▶ [ABOUT THIS TASK]
All lines in the material with the string "Internal" should be listed.

▶ [GIVEN INFORMATION]

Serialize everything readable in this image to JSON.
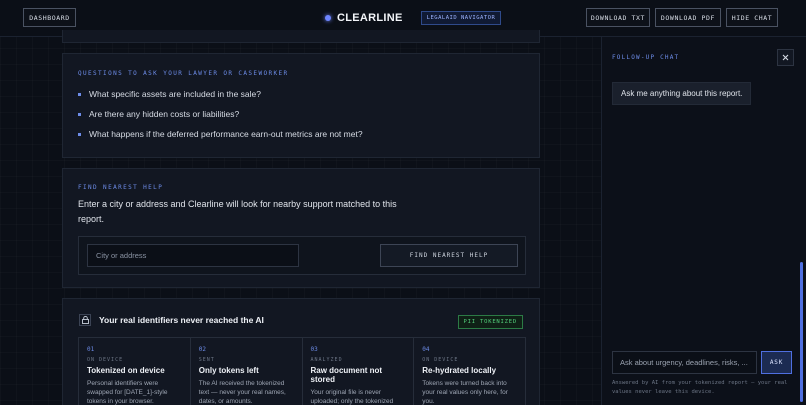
{
  "topbar": {
    "dashboard_label": "DASHBOARD",
    "brand_name": "CLEARLINE",
    "brand_tag": "LEGALAID NAVIGATOR",
    "download_txt_label": "DOWNLOAD TXT",
    "download_pdf_label": "DOWNLOAD PDF",
    "hide_chat_label": "HIDE CHAT"
  },
  "questions": {
    "label": "QUESTIONS TO ASK YOUR LAWYER OR CASEWORKER",
    "items": [
      "What specific assets are included in the sale?",
      "Are there any hidden costs or liabilities?",
      "What happens if the deferred performance earn-out metrics are not met?"
    ]
  },
  "find_help": {
    "label": "FIND NEAREST HELP",
    "description": "Enter a city or address and Clearline will look for nearby support matched to this report.",
    "input_placeholder": "City or address",
    "button_label": "FIND NEAREST HELP"
  },
  "pii": {
    "title": "Your real identifiers never reached the AI",
    "badge": "PII TOKENIZED",
    "steps": [
      {
        "num": "01",
        "tag": "ON DEVICE",
        "title": "Tokenized on device",
        "desc": "Personal identifiers were swapped for [DATE_1]-style tokens in your browser."
      },
      {
        "num": "02",
        "tag": "SENT",
        "title": "Only tokens left",
        "desc": "The AI received the tokenized text — never your real names, dates, or amounts."
      },
      {
        "num": "03",
        "tag": "ANALYZED",
        "title": "Raw document not stored",
        "desc": "Your original file is never uploaded; only the tokenized text is processed."
      },
      {
        "num": "04",
        "tag": "ON DEVICE",
        "title": "Re-hydrated locally",
        "desc": "Tokens were turned back into your real values only here, for you."
      }
    ]
  },
  "chat": {
    "title": "FOLLOW-UP CHAT",
    "greeting": "Ask me anything about this report.",
    "input_placeholder": "Ask about urgency, deadlines, risks, ...",
    "ask_label": "ASK",
    "footnote": "Answered by AI from your tokenized report — your real values never leave this device."
  },
  "colors": {
    "accent": "#6d8ce8",
    "badge_green": "#53d17c",
    "background": "#0b0f17"
  }
}
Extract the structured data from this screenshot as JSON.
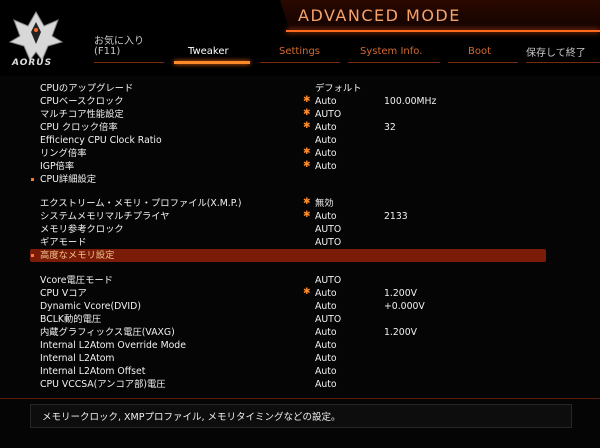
{
  "brand": {
    "logo_text": "AORUS"
  },
  "header": {
    "mode_title": "ADVANCED MODE"
  },
  "tabs": [
    {
      "line1": "お気に入り",
      "line2": "(F11)"
    },
    {
      "line1": "",
      "line2": "Tweaker",
      "active": true
    },
    {
      "line1": "",
      "line2": "Settings"
    },
    {
      "line1": "",
      "line2": "System Info."
    },
    {
      "line1": "",
      "line2": "Boot"
    },
    {
      "line1": "",
      "line2": "保存して終了"
    }
  ],
  "settings": [
    {
      "label": "CPUのアップグレード",
      "value": "デフォルト",
      "value2": "",
      "star": false
    },
    {
      "label": "CPUベースクロック",
      "value": "Auto",
      "value2": "100.00MHz",
      "star": true
    },
    {
      "label": "マルチコア性能設定",
      "value": "AUTO",
      "value2": "",
      "star": true
    },
    {
      "label": "CPU クロック倍率",
      "value": "Auto",
      "value2": "32",
      "star": true
    },
    {
      "label": "Efficiency CPU Clock Ratio",
      "value": "Auto",
      "value2": "",
      "star": false
    },
    {
      "label": "リング倍率",
      "value": "Auto",
      "value2": "",
      "star": true
    },
    {
      "label": "IGP倍率",
      "value": "Auto",
      "value2": "",
      "star": true
    },
    {
      "label": "CPU詳細設定",
      "value": "",
      "value2": "",
      "star": false,
      "bullet": true
    },
    {
      "label": "エクストリーム・メモリ・プロファイル(X.M.P.)",
      "value": "無効",
      "value2": "",
      "star": true
    },
    {
      "label": "システムメモリマルチプライヤ",
      "value": "Auto",
      "value2": "2133",
      "star": true
    },
    {
      "label": "メモリ参考クロック",
      "value": "AUTO",
      "value2": "",
      "star": false
    },
    {
      "label": "ギアモード",
      "value": "AUTO",
      "value2": "",
      "star": false
    },
    {
      "label": "高度なメモリ設定",
      "value": "",
      "value2": "",
      "star": false,
      "bullet": true,
      "highlight": true
    },
    {
      "label": "Vcore電圧モード",
      "value": "AUTO",
      "value2": "",
      "star": false
    },
    {
      "label": "CPU Vコア",
      "value": "Auto",
      "value2": "1.200V",
      "star": true
    },
    {
      "label": "Dynamic Vcore(DVID)",
      "value": "Auto",
      "value2": "+0.000V",
      "star": false
    },
    {
      "label": "BCLK動的電圧",
      "value": "AUTO",
      "value2": "",
      "star": false
    },
    {
      "label": "内蔵グラフィックス電圧(VAXG)",
      "value": "Auto",
      "value2": "1.200V",
      "star": false
    },
    {
      "label": "Internal L2Atom Override Mode",
      "value": "Auto",
      "value2": "",
      "star": false
    },
    {
      "label": "Internal L2Atom",
      "value": "Auto",
      "value2": "",
      "star": false
    },
    {
      "label": "Internal L2Atom Offset",
      "value": "Auto",
      "value2": "",
      "star": false
    },
    {
      "label": "CPU VCCSA(アンコア部)電圧",
      "value": "Auto",
      "value2": "",
      "star": false
    }
  ],
  "footer": {
    "help_text": "メモリークロック, XMPプロファイル, メモリタイミングなどの設定。"
  },
  "colors": {
    "accent": "#ff7a28",
    "highlight_row": "#7a1c08",
    "tab_text": "#d26a2e"
  }
}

▶ [RESPONSE AREA]
      "label": "Internal L2Atom Override Mode",
      "label": "Internal L2Atom",
      "label": "Internal L2Atom Offset",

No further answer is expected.